Which lines in the records below contain the word "ريال"? Return each of them.

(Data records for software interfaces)
BEGIN

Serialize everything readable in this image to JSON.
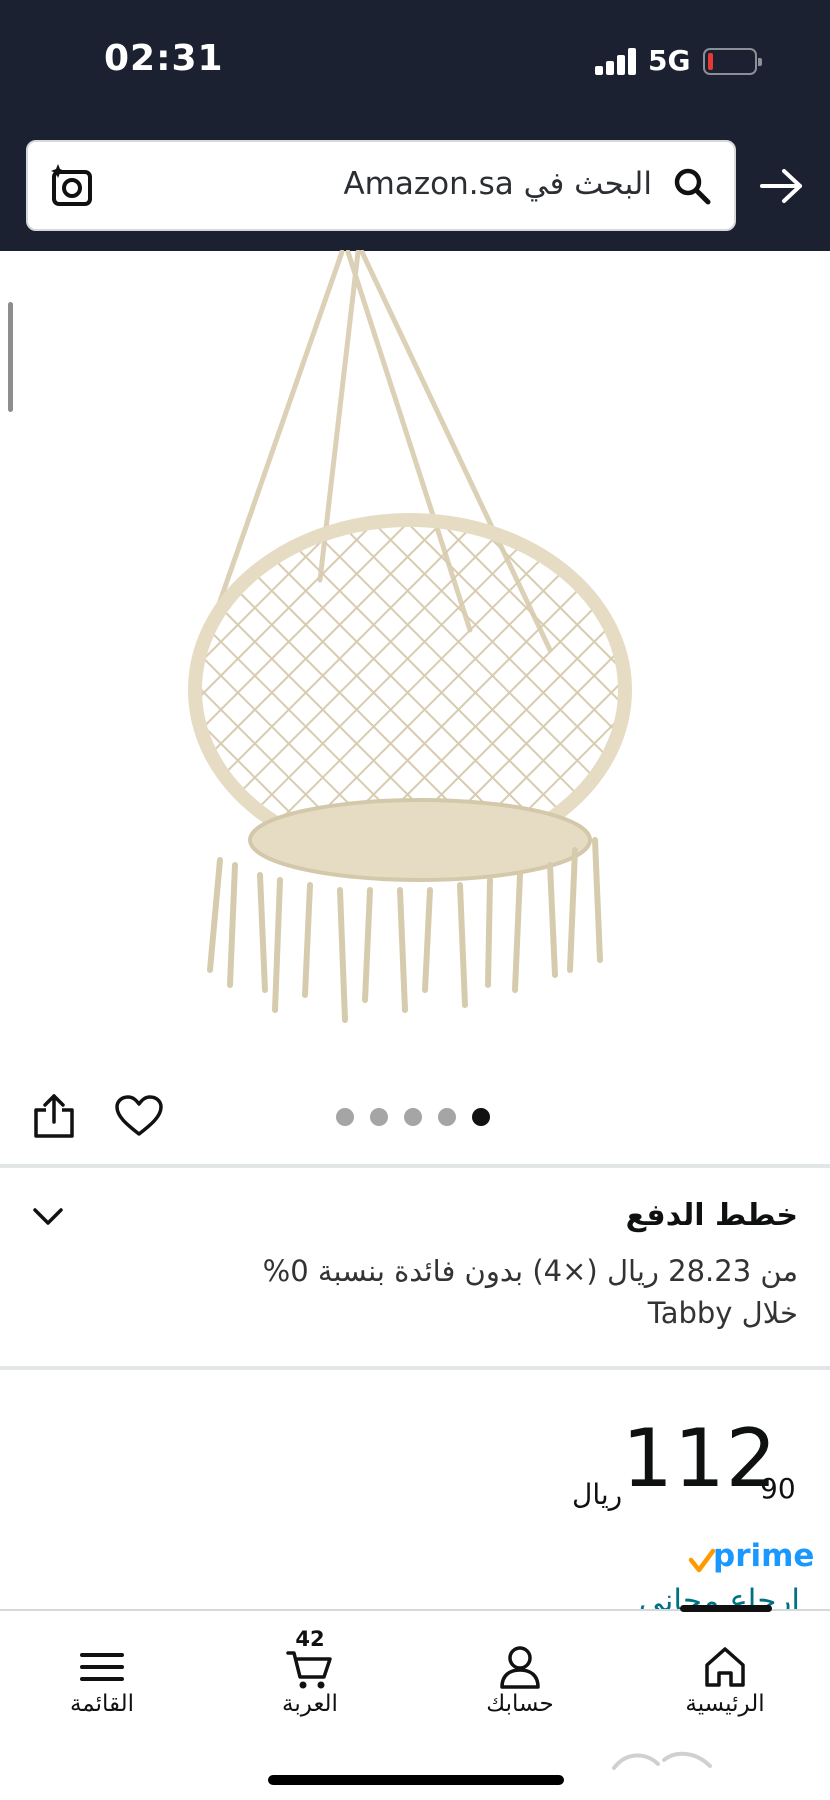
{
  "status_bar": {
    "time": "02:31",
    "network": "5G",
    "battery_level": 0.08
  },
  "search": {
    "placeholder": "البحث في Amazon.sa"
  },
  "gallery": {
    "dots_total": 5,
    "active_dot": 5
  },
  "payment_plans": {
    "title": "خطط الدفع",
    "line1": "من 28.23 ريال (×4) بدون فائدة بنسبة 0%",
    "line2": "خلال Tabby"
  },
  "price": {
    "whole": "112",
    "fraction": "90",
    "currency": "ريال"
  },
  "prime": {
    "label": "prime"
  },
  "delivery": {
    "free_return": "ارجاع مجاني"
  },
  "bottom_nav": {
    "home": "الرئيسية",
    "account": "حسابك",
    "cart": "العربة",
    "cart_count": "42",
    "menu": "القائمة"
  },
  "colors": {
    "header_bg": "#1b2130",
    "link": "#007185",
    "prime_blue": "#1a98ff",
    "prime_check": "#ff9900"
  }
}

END

Answer section:
    "line1": "من 28.23 ريال (×4) بدون فائدة بنسبة 0%",
    "currency": "ريال"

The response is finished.